Goal of the exercise:
Count every line of the material that holds the string "деректерін". Respond with the total only.

(Study material Opens)

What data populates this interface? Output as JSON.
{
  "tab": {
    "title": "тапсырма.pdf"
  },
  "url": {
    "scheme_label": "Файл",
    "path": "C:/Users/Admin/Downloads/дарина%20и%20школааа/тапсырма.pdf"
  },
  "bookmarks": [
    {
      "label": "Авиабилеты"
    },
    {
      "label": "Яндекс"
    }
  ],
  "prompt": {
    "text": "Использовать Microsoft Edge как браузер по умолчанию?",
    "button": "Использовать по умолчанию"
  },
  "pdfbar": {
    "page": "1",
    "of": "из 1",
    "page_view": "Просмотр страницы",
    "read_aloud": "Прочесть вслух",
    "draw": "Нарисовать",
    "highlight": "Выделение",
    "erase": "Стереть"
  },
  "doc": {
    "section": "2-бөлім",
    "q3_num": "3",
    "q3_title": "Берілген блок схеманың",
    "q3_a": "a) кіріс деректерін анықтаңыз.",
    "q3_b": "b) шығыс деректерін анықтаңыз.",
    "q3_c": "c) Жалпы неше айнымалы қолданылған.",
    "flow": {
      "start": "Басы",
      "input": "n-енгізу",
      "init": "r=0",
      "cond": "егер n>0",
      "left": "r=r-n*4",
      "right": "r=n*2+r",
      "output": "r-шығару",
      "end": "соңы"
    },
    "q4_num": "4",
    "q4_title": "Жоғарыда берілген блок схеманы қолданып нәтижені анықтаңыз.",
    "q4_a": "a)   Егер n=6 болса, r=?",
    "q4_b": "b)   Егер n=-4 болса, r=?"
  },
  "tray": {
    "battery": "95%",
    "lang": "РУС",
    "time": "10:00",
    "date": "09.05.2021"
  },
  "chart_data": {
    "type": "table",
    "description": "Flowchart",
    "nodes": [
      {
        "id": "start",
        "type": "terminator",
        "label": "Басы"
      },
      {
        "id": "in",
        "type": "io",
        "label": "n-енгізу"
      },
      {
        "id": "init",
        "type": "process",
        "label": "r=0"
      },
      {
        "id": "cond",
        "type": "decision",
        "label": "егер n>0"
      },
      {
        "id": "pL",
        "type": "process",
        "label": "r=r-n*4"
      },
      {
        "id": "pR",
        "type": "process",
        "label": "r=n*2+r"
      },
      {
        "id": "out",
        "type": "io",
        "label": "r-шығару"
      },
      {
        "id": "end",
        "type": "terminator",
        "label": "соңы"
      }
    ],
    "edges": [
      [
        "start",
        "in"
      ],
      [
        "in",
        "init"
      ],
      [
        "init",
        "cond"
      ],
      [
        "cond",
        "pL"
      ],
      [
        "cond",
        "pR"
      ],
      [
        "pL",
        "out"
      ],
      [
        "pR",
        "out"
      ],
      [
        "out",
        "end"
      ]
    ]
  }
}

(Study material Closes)

Exercise response:
2